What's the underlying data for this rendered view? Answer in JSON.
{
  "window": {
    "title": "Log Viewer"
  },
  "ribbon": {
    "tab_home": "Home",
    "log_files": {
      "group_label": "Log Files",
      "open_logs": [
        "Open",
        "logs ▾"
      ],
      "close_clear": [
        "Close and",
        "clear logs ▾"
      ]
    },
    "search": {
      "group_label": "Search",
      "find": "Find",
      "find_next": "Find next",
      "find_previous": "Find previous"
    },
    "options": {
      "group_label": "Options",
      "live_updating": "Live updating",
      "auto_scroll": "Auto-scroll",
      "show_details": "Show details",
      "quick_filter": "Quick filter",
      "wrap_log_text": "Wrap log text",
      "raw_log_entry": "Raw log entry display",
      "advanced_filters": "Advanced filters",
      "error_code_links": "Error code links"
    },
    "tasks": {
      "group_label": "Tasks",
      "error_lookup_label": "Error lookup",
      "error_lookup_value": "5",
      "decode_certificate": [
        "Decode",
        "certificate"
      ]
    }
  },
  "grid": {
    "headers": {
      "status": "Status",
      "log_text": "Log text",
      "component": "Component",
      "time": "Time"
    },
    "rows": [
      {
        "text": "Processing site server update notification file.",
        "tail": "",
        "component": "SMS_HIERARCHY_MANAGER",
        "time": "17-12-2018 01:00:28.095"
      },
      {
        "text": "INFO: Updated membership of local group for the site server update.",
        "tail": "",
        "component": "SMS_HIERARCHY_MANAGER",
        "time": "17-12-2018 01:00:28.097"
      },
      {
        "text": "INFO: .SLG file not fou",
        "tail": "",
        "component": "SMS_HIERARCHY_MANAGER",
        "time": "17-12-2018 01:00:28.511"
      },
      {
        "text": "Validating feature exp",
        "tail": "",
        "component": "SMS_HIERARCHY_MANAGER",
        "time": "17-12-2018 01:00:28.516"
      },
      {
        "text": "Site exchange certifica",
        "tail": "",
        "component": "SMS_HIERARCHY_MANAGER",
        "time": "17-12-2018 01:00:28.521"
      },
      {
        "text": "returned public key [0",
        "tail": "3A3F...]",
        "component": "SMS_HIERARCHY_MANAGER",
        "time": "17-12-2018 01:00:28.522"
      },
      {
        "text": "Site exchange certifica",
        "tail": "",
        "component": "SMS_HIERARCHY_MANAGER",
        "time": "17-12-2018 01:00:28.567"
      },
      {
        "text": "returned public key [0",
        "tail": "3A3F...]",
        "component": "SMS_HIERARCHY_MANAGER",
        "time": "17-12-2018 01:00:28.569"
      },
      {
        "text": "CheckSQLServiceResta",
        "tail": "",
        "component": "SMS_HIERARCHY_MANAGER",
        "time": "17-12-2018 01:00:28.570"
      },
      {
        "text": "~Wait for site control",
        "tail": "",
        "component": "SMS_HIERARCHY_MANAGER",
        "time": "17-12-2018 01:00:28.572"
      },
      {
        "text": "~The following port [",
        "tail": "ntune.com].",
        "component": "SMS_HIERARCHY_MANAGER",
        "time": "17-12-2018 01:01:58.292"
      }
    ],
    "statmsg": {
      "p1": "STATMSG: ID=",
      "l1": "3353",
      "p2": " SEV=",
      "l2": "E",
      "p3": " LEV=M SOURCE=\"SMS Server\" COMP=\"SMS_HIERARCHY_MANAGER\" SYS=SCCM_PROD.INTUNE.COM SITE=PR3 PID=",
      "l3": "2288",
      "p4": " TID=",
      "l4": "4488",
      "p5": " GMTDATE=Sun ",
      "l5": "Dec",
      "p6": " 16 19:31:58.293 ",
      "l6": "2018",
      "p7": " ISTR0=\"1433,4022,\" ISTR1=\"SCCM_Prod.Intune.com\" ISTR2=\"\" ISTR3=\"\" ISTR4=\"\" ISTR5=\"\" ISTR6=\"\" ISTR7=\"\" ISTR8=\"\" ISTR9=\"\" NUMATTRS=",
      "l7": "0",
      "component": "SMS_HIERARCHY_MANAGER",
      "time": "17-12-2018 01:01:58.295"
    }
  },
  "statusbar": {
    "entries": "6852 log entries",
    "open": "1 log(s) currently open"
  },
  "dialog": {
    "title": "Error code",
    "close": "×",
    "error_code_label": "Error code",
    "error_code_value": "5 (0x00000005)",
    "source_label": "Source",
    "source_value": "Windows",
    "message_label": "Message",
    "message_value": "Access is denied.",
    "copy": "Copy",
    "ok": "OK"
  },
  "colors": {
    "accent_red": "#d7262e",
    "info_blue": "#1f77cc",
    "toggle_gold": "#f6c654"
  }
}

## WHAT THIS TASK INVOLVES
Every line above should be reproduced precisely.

## RESULT OF THIS EXERCISE
What's the underlying data for this rendered view? Answer in JSON.
{
  "window": {
    "title": "Log Viewer"
  },
  "ribbon": {
    "tab_home": "Home",
    "log_files": {
      "group_label": "Log Files",
      "open_logs": [
        "Open",
        "logs ▾"
      ],
      "close_clear": [
        "Close and",
        "clear logs ▾"
      ]
    },
    "search": {
      "group_label": "Search",
      "find": "Find",
      "find_next": "Find next",
      "find_previous": "Find previous"
    },
    "options": {
      "group_label": "Options",
      "live_updating": "Live updating",
      "auto_scroll": "Auto-scroll",
      "show_details": "Show details",
      "quick_filter": "Quick filter",
      "wrap_log_text": "Wrap log text",
      "raw_log_entry": "Raw log entry display",
      "advanced_filters": "Advanced filters",
      "error_code_links": "Error code links"
    },
    "tasks": {
      "group_label": "Tasks",
      "error_lookup_label": "Error lookup",
      "error_lookup_value": "5",
      "decode_certificate": [
        "Decode",
        "certificate"
      ]
    }
  },
  "grid": {
    "headers": {
      "status": "Status",
      "log_text": "Log text",
      "component": "Component",
      "time": "Time"
    },
    "rows": [
      {
        "text": "Processing site server update notification file.",
        "tail": "",
        "component": "SMS_HIERARCHY_MANAGER",
        "time": "17-12-2018 01:00:28.095"
      },
      {
        "text": "INFO: Updated membership of local group for the site server update.",
        "tail": "",
        "component": "SMS_HIERARCHY_MANAGER",
        "time": "17-12-2018 01:00:28.097"
      },
      {
        "text": "INFO: .SLG file not fou",
        "tail": "",
        "component": "SMS_HIERARCHY_MANAGER",
        "time": "17-12-2018 01:00:28.511"
      },
      {
        "text": "Validating feature exp",
        "tail": "",
        "component": "SMS_HIERARCHY_MANAGER",
        "time": "17-12-2018 01:00:28.516"
      },
      {
        "text": "Site exchange certifica",
        "tail": "",
        "component": "SMS_HIERARCHY_MANAGER",
        "time": "17-12-2018 01:00:28.521"
      },
      {
        "text": "returned public key [0",
        "tail": "3A3F...]",
        "component": "SMS_HIERARCHY_MANAGER",
        "time": "17-12-2018 01:00:28.522"
      },
      {
        "text": "Site exchange certifica",
        "tail": "",
        "component": "SMS_HIERARCHY_MANAGER",
        "time": "17-12-2018 01:00:28.567"
      },
      {
        "text": "returned public key [0",
        "tail": "3A3F...]",
        "component": "SMS_HIERARCHY_MANAGER",
        "time": "17-12-2018 01:00:28.569"
      },
      {
        "text": "CheckSQLServiceResta",
        "tail": "",
        "component": "SMS_HIERARCHY_MANAGER",
        "time": "17-12-2018 01:00:28.570"
      },
      {
        "text": "~Wait for site control",
        "tail": "",
        "component": "SMS_HIERARCHY_MANAGER",
        "time": "17-12-2018 01:00:28.572"
      },
      {
        "text": "~The following port [",
        "tail": "ntune.com].",
        "component": "SMS_HIERARCHY_MANAGER",
        "time": "17-12-2018 01:01:58.292"
      }
    ],
    "statmsg": {
      "p1": "STATMSG: ID=",
      "l1": "3353",
      "p2": " SEV=",
      "l2": "E",
      "p3": " LEV=M SOURCE=\"SMS Server\" COMP=\"SMS_HIERARCHY_MANAGER\" SYS=SCCM_PROD.INTUNE.COM SITE=PR3 PID=",
      "l3": "2288",
      "p4": " TID=",
      "l4": "4488",
      "p5": " GMTDATE=Sun ",
      "l5": "Dec",
      "p6": " 16 19:31:58.293 ",
      "l6": "2018",
      "p7": " ISTR0=\"1433,4022,\" ISTR1=\"SCCM_Prod.Intune.com\" ISTR2=\"\" ISTR3=\"\" ISTR4=\"\" ISTR5=\"\" ISTR6=\"\" ISTR7=\"\" ISTR8=\"\" ISTR9=\"\" NUMATTRS=",
      "l7": "0",
      "component": "SMS_HIERARCHY_MANAGER",
      "time": "17-12-2018 01:01:58.295"
    }
  },
  "statusbar": {
    "entries": "6852 log entries",
    "open": "1 log(s) currently open"
  },
  "dialog": {
    "title": "Error code",
    "close": "×",
    "error_code_label": "Error code",
    "error_code_value": "5 (0x00000005)",
    "source_label": "Source",
    "source_value": "Windows",
    "message_label": "Message",
    "message_value": "Access is denied.",
    "copy": "Copy",
    "ok": "OK"
  },
  "colors": {
    "accent_red": "#d7262e",
    "info_blue": "#1f77cc",
    "toggle_gold": "#f6c654"
  }
}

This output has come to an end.